Congratulations, Mr. President. I voted for the other guy, but I wish you well — and if you had to win, I’m deeply relieved that Florida doesn’t matter this time.
Once again, you’ve inherited a mess from your predecessor. This time, you won’t be able to get as much mileage from blaming him. One of the beauties of our two-party system is that eventually, both parties end up sharing the responsibility for every major issue.
Unlike some of your critics, I don’t think your re-election is a disaster. Even though you’ll continue to be the most powerful person in the world, you are not powerful enough to inflict serious long-term damage on America. We survived Nixon’s thuggery, Carter’s ineptitude and Clinton’s reckless sexual predation, and we’ll survive Obamacare and anything else you may throw at us.
To me, Obamacare was the most important reason to defeat you. The day before the election, Christopher DeMuth described the stakes as he saw them:
On Tuesday, Americans will go to the polls to choose whether or not to nationalize their health-care system. …
If President Barack Obama is re-elected, ObamaCare’s controls over doctors, hospitals, pharmaceutical firms and other providers of medical care will be tightened, and the operations of private insurance companies will be progressively restricted. Everyone involved will know where the process is going—to a single-payer system or one with a few chosen insurers subject to national public-utility controls—and will negotiate the best possible accommodations to it. Within a few years, a new political equilibrium will be in place, making the system irreversible and subject to only marginal adjustment.
Well, maybe. I sure wish we had elected a Republican president and enough Republican senators to overturn Obamacare altogether, but we did not. However, opposition to socialized healthcare is not going to go away. When the tax increases start kicking in a few weeks from now, you may find that your predecessor has bequeathed you a healthcare system so deeply unpopular that you may not be able to enforce party discipline to protect it.
I’m also not overly worried about continuing to entrust you with our national security — although again, I would have preferred the other guy as commander-in-chief. Despite the ridiculous Nobel Peace Prize, you’ve steered well clear of the moral bankruptcy of pacifism. To your credit, you green-lighted the risky takedown of Osama bin Laden, rather than taking the safer route of a Predator missile — and you’ve used those Predators to take out thousands of enemy combatants. You retained Bush’s defense secretary and his strategy for Iraq, and mimicked his surge in Afghanistan.
Heck, you even started a totally unnecessary war in Libya, where we had no national interests at stake. I don’t want to encourage unnecessary wars, but at least this one got rid of a very bad man, and up until Benghazi it seemed to be turning out all right. Your administration’s inattention to a deteriorating situation cost four brave men their lives in Benghazi.
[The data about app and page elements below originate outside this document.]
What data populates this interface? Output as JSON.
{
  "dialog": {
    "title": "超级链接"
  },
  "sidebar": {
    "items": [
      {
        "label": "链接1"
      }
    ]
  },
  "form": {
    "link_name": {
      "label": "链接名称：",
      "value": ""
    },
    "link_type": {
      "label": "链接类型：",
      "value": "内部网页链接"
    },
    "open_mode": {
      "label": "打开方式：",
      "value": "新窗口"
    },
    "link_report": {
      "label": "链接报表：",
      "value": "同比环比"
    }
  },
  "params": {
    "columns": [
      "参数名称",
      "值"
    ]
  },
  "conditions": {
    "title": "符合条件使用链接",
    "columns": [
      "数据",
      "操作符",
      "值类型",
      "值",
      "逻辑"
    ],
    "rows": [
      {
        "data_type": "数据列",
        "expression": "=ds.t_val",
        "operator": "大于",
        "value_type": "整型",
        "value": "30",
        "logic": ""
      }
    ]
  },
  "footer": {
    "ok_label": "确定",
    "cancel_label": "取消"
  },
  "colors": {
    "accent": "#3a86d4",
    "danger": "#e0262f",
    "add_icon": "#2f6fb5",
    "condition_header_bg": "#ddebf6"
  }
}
But at the risk of sounding flip, all presidents make mistakes that get brave people killed.
If America never uses its military strength, then all that money spent on defense truly is wasted. On balance I think your Libya adventure was probably unwise, but I like my presidents to have a bias toward action in the face of evil people. When, not if, the war with Iran enters its kinetic phase, I’m confident now (as I was not in 2008) that you will not preemptively surrender. And despite your occasionally shoddy treatment of our ally Israel, I have no doubt which side you’ll take. Even during the crucible of the final weeks of the campaign, you’ve already started laying the ground work for war, through joint exercises with Israel and by condoning Israel’s attack on a weapons plant in Sudan.
You have a tough job ahead of you, Mr. President. So did your predecessor. However wrong-headed some of your policies may be, I believe you to be a good and decent family man, a person of substance, and a person dedicated to doing what you believe is right for America. I can’t find the link now, but to paraphrase another voice on the right: The fact that our political system has given us a choice of two such candidates is a testament to the enduring strength of America.
Good luck, Mr. President, and may God watch over you and those you serve.